Why There is Poverty in the Rich Countries
A country can be very rich in conventional economic terms (say, per capita GDP) and yet has large percentage of people with poor quality of human life. How to account for low well-being of people (poor people) in rich countries?
Human well-being depends upon several things other than wealth or income. A country obsessed with GDP growth alone may not provide basic infrastructure of education, healthcare, housing, transport, clean drinking water, sanitation and so on. Today, it is a proven fact that economic growth inherently favors the rich and hence wealth gets increasingly concentrated in few hands. It means rising inequalities, which leads to social exclusion of the poor class. Social exclusion is a not only a present concern, but also has future consequences. It works to sustain and promote poverty.
A rich country can only eliminate poverty if it frames policies that focus on increasing people’s capabilities, in place of the fetish for GDP growth.
How Democracy Protects People’s Well-Being

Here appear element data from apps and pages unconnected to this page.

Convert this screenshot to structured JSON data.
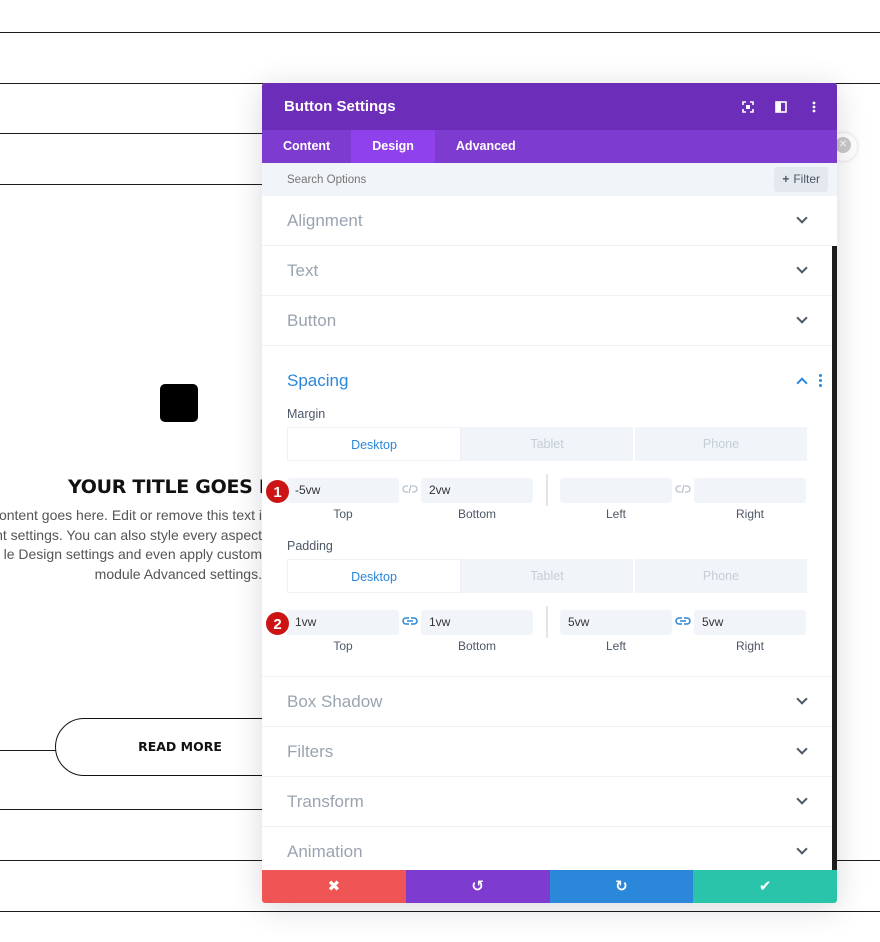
{
  "page": {
    "module_title": "YOUR TITLE GOES HE",
    "body_lines": [
      "ontent goes here. Edit or remove this text i",
      "nt settings. You can also style every aspect",
      "le Design settings and even apply custom",
      "module Advanced settings."
    ],
    "button_label": "READ MORE"
  },
  "panel": {
    "title": "Button Settings",
    "header_icons": [
      "focus-icon",
      "split-view-icon",
      "more-vertical-icon"
    ],
    "tabs": [
      {
        "label": "Content",
        "active": false
      },
      {
        "label": "Design",
        "active": true
      },
      {
        "label": "Advanced",
        "active": false
      }
    ],
    "search": {
      "placeholder": "Search Options",
      "filter_label": "Filter"
    },
    "sections_top": [
      "Alignment",
      "Text",
      "Button"
    ],
    "spacing": {
      "title": "Spacing",
      "margin": {
        "label": "Margin",
        "device_tabs": [
          "Desktop",
          "Tablet",
          "Phone"
        ],
        "top": "-5vw",
        "bottom": "2vw",
        "left": "",
        "right": "",
        "labels": [
          "Top",
          "Bottom",
          "Left",
          "Right"
        ],
        "badge": "1"
      },
      "padding": {
        "label": "Padding",
        "device_tabs": [
          "Desktop",
          "Tablet",
          "Phone"
        ],
        "top": "1vw",
        "bottom": "1vw",
        "left": "5vw",
        "right": "5vw",
        "labels": [
          "Top",
          "Bottom",
          "Left",
          "Right"
        ],
        "badge": "2"
      }
    },
    "sections_bottom": [
      "Box Shadow",
      "Filters",
      "Transform",
      "Animation"
    ],
    "footer": {
      "cancel_icon": "✖",
      "undo_icon": "↺",
      "redo_icon": "↻",
      "save_icon": "✔"
    }
  },
  "colors": {
    "header": "#6c2eb9",
    "tabs": "#7e3bd0",
    "active_tab": "#8f42ec",
    "accent": "#2b87da",
    "cancel": "#ef5555",
    "undo": "#7e3bd0",
    "redo": "#2b87da",
    "save": "#29c4a9",
    "badge": "#cc1414"
  }
}
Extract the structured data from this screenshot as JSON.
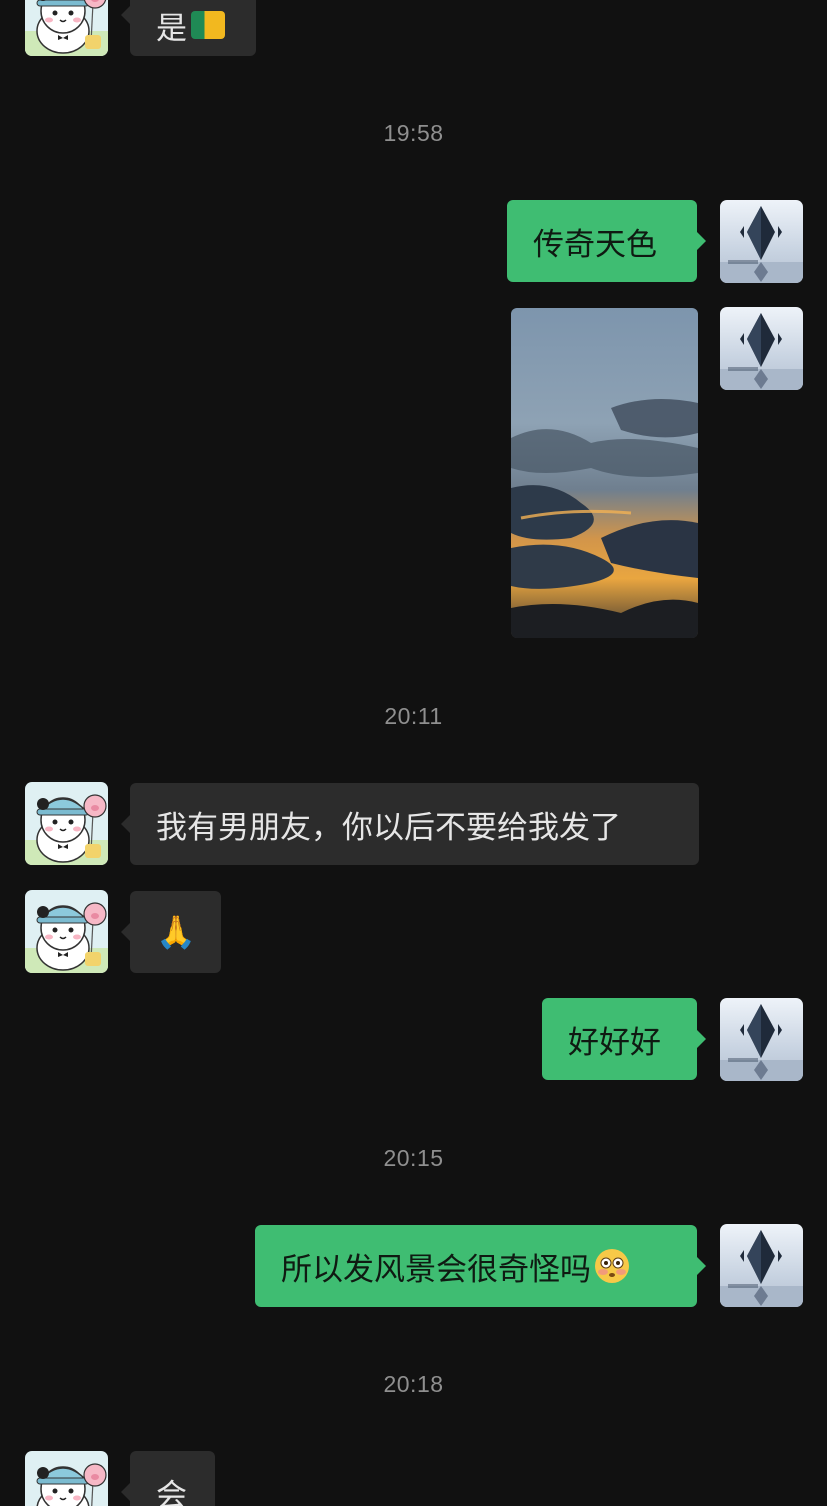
{
  "messages": [
    {
      "side": "in",
      "text": "是"
    },
    {
      "time": "19:58"
    },
    {
      "side": "out",
      "text": "传奇天色"
    },
    {
      "side": "out",
      "image": "sunset-clouds-photo"
    },
    {
      "time": "20:11"
    },
    {
      "side": "in",
      "text": "我有男朋友，你以后不要给我发了"
    },
    {
      "side": "in",
      "emoji": "🙏"
    },
    {
      "side": "out",
      "text": "好好好"
    },
    {
      "time": "20:15"
    },
    {
      "side": "out",
      "text": "所以发风景会很奇怪吗",
      "trailing_emoji": "flushed-face"
    },
    {
      "time": "20:18"
    },
    {
      "side": "in",
      "text": "会"
    }
  ],
  "times": {
    "t1": "19:58",
    "t2": "20:11",
    "t3": "20:15",
    "t4": "20:18"
  },
  "texts": {
    "m0": "是",
    "m1": "传奇天色",
    "m2": "我有男朋友，你以后不要给我发了",
    "m3_emoji": "🙏",
    "m4": "好好好",
    "m5": "所以发风景会很奇怪吗",
    "m6": "会"
  },
  "icons": {
    "contact_avatar": "panda-bear-avatar",
    "self_avatar": "dark-crystal-avatar",
    "flushed": "flushed-face-emoji"
  },
  "colors": {
    "background": "#111111",
    "incoming_bubble": "#2c2c2c",
    "outgoing_bubble": "#3fbd72",
    "timestamp": "#8f8f8f"
  }
}
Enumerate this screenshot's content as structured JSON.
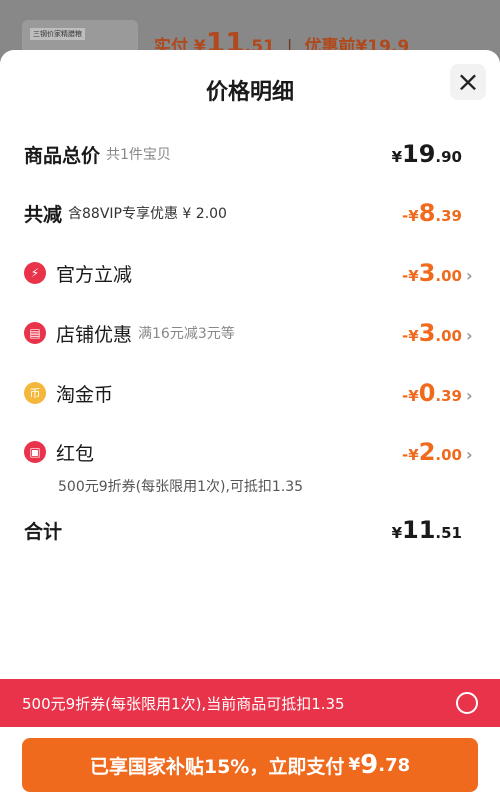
{
  "background": {
    "thumb_label": "三钢价家精腊粮",
    "paid_prefix": "实付",
    "paid_currency": "¥",
    "paid_int": "11",
    "paid_dec": ".51",
    "before_label": "优惠前",
    "before_value": "¥19.9"
  },
  "sheet": {
    "title": "价格明细",
    "close_icon": "×"
  },
  "rows": {
    "total": {
      "label": "商品总价",
      "sub": "共1件宝贝",
      "cur": "¥",
      "int": "19",
      "dec": ".90"
    },
    "reduce": {
      "label": "共减",
      "sub": "含88VIP专享优惠 ¥ 2.00",
      "cur": "-¥",
      "int": "8",
      "dec": ".39"
    },
    "official": {
      "label": "官方立减",
      "icon": "lightning-icon",
      "cur": "-¥",
      "int": "3",
      "dec": ".00"
    },
    "store": {
      "label": "店铺优惠",
      "icon": "store-icon",
      "sub": "满16元减3元等",
      "cur": "-¥",
      "int": "3",
      "dec": ".00"
    },
    "coins": {
      "label": "淘金币",
      "icon": "coin-icon",
      "cur": "-¥",
      "int": "0",
      "dec": ".39"
    },
    "redpacket": {
      "label": "红包",
      "icon": "red-packet-icon",
      "cur": "-¥",
      "int": "2",
      "dec": ".00",
      "note": "500元9折券(每张限用1次),可抵扣1.35"
    },
    "sum": {
      "label": "合计",
      "cur": "¥",
      "int": "11",
      "dec": ".51"
    }
  },
  "coupon_bar": {
    "text": "500元9折券(每张限用1次),当前商品可抵扣1.35"
  },
  "pay_button": {
    "label": "已享国家补贴15%，立即支付",
    "cur": "¥",
    "int": "9",
    "dec": ".78"
  },
  "colors": {
    "accent_orange": "#f06a1e",
    "accent_red": "#e8334a"
  }
}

For Sen, democracy is not mere voting and elections. Rather, he sees democracy as ‘government by discussion’, namely people’s participation and public reasoning. Analyzing past famines, Sen underlined the importance of democracy and freedom of the speech, and argues that “no major famine has ever occurred in a functioning democracy with regular elections, opposition parties, basic freedom of speech and a relatively free media (even when the country is very poor and in a seriously adverse food situation)”. The prevalence of famines, which had been a persistent feature of the long history of the colonial India, ended abruptly with the establishment of a democracy after independence. Another historical example he cites is the massive famine in China during 1958-61 during the failed ‘Great Leap Forward’, which claimed close to 30 million of lives.
Applications of the Capability Approach
Many attempts have been made to apply the CA. For instance, it has been used to investigate poverty, inequality, well-being, social justice, gender, social exclusion, health, disability, child poverty and identity, as well as for designing policies. It has been related to human needs, human rights and human security as well as development in general. It has also been seen as a theory of social justice – seeking to reduce social exclusion and inequalities.
There have been numerous attempts to apply the CA to the measurement of poverty and well-being. The CA is perhaps best known for having inspired the creation of the Human Development Index (HDI) in 1990 by the United Nations Development Program (UNDP) in order to gauge countries’ level of human development or people’s well-being. The HDI offered an alternate measure of human progress in terms other than GDP growth and has played a key role in advancing alternative ideas about development and welfare. The HDI covers dimensions of material well-being, health, and education. The multidimensional poverty index (MPI) is another comprehensive tool for evaluating poverty.
The message is clear.
The well-being of people depends upon many things other than increased income or resources. All such things get sidelined when the GDP alone is used as proxy for development. The basic objective of development should be to create an enabling environment for people to live long, healthy, and creative lives. This goal is lost when the immediate concern becomes accumulation of commodities and financial wealth. In reality, they are only means to expand people’s capabilities and freedom of choices, not ends in themselves.
The capability approach is more fundamental and comprehensive in nature as it shifts the focus from the means (resources) to the ends (human well-being), by putting the people in the center. Anti-poverty programs must not focus on reduction of income poverty alone. Enhancement of human capabilities must also go hand in hand with the economic growth for it to be sustainable.
You may also like to explore for another perspective on the capability theory here: Amartya Sen’s Capability Perspective of Development and Well-being